EXTRACTED DATA Block Start

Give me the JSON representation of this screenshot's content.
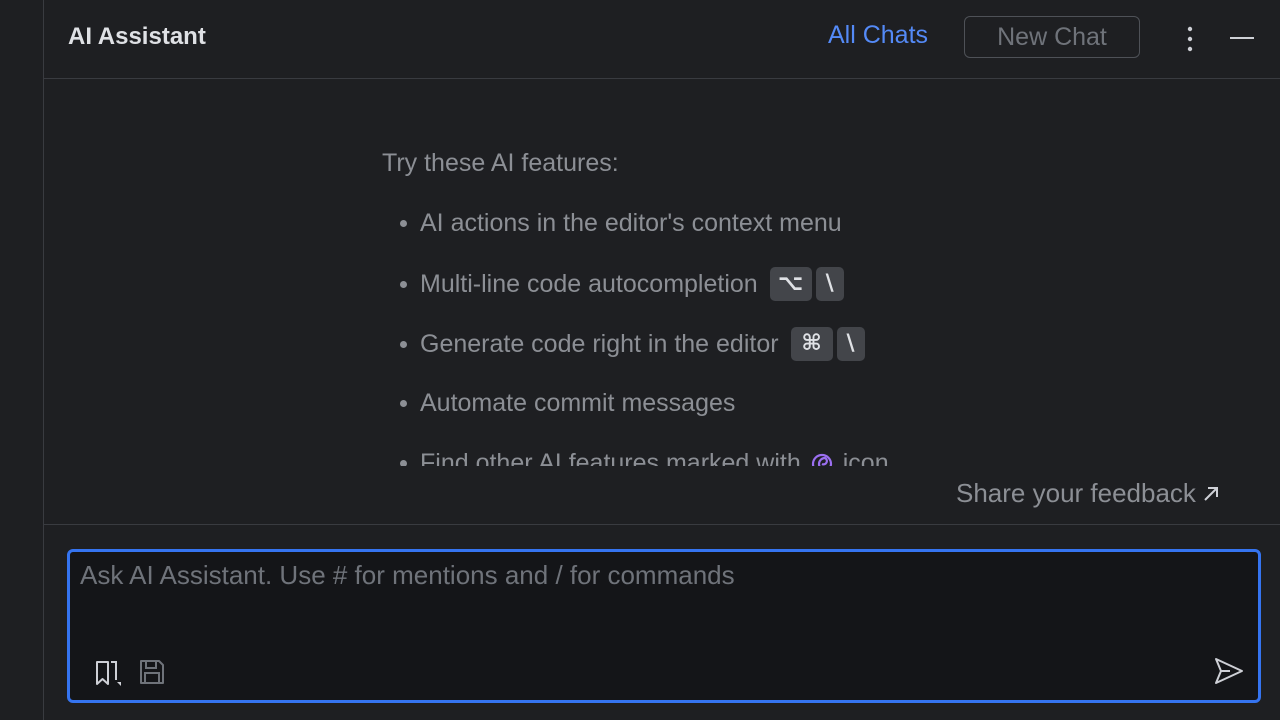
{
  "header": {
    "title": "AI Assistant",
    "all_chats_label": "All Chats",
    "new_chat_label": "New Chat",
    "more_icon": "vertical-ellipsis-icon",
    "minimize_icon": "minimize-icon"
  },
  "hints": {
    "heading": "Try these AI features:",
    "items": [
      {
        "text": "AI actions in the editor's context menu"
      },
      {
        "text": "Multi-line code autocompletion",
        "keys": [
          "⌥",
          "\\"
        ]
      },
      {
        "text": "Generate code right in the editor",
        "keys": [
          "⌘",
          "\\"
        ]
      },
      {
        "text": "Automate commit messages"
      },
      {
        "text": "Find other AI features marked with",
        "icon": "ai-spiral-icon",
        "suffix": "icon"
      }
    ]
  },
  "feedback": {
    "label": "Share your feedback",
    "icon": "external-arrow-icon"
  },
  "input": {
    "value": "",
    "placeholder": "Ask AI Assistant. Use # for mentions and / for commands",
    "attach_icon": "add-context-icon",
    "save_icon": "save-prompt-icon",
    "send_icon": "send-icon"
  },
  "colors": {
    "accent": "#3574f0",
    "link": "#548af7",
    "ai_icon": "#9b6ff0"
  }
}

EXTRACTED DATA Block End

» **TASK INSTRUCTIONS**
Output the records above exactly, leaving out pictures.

» **OUTPUT FOR THIS TASK**
Give me the JSON representation of this screenshot's content.
{
  "header": {
    "title": "AI Assistant",
    "all_chats_label": "All Chats",
    "new_chat_label": "New Chat",
    "more_icon": "vertical-ellipsis-icon",
    "minimize_icon": "minimize-icon"
  },
  "hints": {
    "heading": "Try these AI features:",
    "items": [
      {
        "text": "AI actions in the editor's context menu"
      },
      {
        "text": "Multi-line code autocompletion",
        "keys": [
          "⌥",
          "\\"
        ]
      },
      {
        "text": "Generate code right in the editor",
        "keys": [
          "⌘",
          "\\"
        ]
      },
      {
        "text": "Automate commit messages"
      },
      {
        "text": "Find other AI features marked with",
        "icon": "ai-spiral-icon",
        "suffix": "icon"
      }
    ]
  },
  "feedback": {
    "label": "Share your feedback",
    "icon": "external-arrow-icon"
  },
  "input": {
    "value": "",
    "placeholder": "Ask AI Assistant. Use # for mentions and / for commands",
    "attach_icon": "add-context-icon",
    "save_icon": "save-prompt-icon",
    "send_icon": "send-icon"
  },
  "colors": {
    "accent": "#3574f0",
    "link": "#548af7",
    "ai_icon": "#9b6ff0"
  }
}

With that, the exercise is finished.